Description of the task:
Word for word, quote the lines from the one containing "Give me the" to the end of the entries below, including both. Leave pictures out.

Excerpts from an interface dataset
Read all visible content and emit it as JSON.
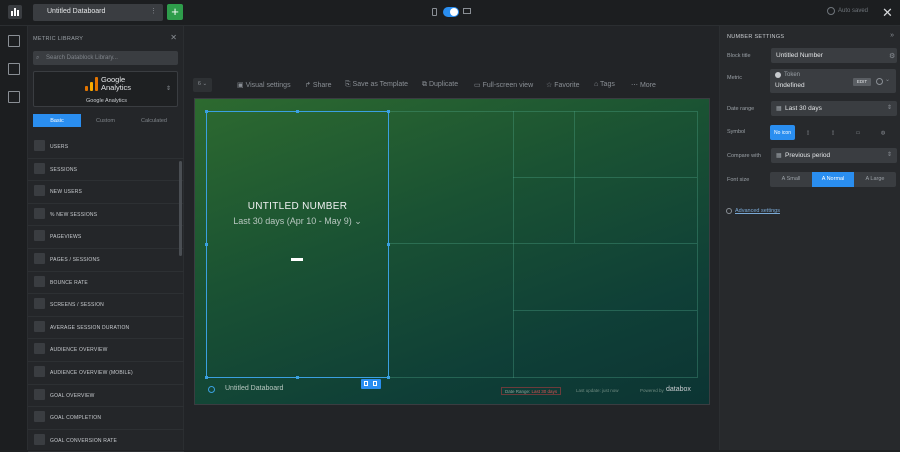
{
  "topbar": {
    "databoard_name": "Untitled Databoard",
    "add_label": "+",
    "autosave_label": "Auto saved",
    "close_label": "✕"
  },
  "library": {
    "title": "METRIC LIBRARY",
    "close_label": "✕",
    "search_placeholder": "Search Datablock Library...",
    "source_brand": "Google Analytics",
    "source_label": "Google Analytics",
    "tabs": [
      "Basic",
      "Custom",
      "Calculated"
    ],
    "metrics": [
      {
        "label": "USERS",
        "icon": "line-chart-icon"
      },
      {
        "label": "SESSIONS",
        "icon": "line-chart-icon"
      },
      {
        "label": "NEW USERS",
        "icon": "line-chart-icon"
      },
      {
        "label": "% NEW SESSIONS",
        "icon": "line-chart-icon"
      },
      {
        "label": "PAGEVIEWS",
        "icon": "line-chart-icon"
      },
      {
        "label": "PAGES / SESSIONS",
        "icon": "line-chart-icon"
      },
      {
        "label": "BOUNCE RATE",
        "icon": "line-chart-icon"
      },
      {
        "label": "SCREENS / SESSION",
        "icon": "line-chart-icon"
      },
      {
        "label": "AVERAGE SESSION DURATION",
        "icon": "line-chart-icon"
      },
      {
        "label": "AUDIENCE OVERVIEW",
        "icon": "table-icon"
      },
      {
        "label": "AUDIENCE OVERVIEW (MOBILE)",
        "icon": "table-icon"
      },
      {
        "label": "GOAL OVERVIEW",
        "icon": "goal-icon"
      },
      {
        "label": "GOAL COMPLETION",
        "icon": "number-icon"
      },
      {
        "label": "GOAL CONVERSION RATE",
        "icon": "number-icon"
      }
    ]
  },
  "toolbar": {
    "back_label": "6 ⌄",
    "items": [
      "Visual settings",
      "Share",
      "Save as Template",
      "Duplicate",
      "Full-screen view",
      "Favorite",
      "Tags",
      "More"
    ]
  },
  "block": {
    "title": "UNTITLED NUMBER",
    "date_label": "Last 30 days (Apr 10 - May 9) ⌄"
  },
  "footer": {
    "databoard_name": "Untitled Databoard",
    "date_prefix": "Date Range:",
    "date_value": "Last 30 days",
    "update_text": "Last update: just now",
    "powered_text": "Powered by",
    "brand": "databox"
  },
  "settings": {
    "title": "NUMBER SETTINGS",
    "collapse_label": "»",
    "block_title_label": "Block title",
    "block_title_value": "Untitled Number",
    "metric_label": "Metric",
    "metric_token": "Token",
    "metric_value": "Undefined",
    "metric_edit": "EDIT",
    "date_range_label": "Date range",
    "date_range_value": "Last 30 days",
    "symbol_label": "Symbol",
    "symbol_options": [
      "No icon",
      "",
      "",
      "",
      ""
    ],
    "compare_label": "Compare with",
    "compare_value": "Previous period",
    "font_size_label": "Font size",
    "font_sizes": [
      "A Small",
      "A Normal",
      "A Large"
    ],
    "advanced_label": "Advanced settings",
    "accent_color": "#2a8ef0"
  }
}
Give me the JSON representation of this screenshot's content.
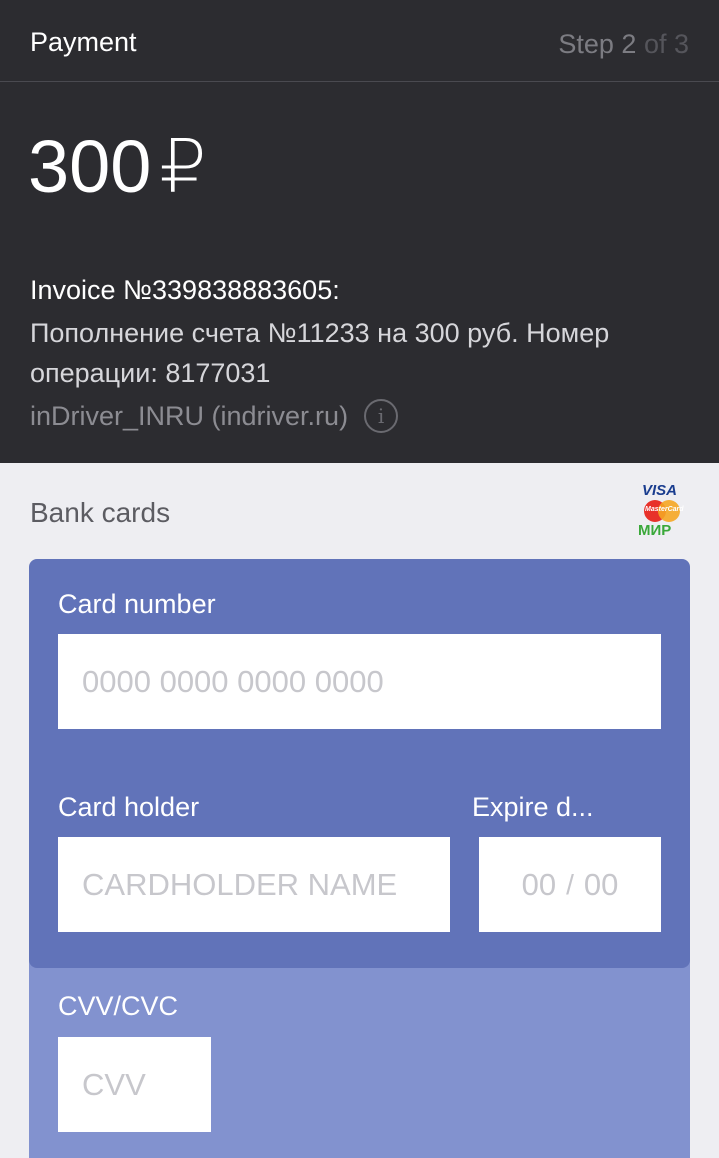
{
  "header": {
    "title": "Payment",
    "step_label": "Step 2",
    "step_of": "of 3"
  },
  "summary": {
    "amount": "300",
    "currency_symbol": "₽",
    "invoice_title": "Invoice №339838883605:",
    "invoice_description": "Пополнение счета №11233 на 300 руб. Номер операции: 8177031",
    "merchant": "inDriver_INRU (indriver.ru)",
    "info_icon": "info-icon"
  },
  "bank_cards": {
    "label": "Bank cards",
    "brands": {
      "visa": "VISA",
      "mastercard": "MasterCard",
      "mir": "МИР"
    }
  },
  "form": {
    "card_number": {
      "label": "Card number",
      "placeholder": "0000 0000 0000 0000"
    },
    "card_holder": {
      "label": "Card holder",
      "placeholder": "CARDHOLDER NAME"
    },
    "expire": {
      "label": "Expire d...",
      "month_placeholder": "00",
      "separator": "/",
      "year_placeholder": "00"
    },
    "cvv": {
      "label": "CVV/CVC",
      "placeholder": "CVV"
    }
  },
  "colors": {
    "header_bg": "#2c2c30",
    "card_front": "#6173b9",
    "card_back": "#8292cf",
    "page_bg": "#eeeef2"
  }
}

Response to this task:
Give me the JSON representation of this screenshot's content.
{
  "header": {
    "title": "Payment",
    "step_label": "Step 2",
    "step_of": "of 3"
  },
  "summary": {
    "amount": "300",
    "currency_symbol": "₽",
    "invoice_title": "Invoice №339838883605:",
    "invoice_description": "Пополнение счета №11233 на 300 руб. Номер операции: 8177031",
    "merchant": "inDriver_INRU (indriver.ru)",
    "info_icon": "info-icon"
  },
  "bank_cards": {
    "label": "Bank cards",
    "brands": {
      "visa": "VISA",
      "mastercard": "MasterCard",
      "mir": "МИР"
    }
  },
  "form": {
    "card_number": {
      "label": "Card number",
      "placeholder": "0000 0000 0000 0000"
    },
    "card_holder": {
      "label": "Card holder",
      "placeholder": "CARDHOLDER NAME"
    },
    "expire": {
      "label": "Expire d...",
      "month_placeholder": "00",
      "separator": "/",
      "year_placeholder": "00"
    },
    "cvv": {
      "label": "CVV/CVC",
      "placeholder": "CVV"
    }
  },
  "colors": {
    "header_bg": "#2c2c30",
    "card_front": "#6173b9",
    "card_back": "#8292cf",
    "page_bg": "#eeeef2"
  }
}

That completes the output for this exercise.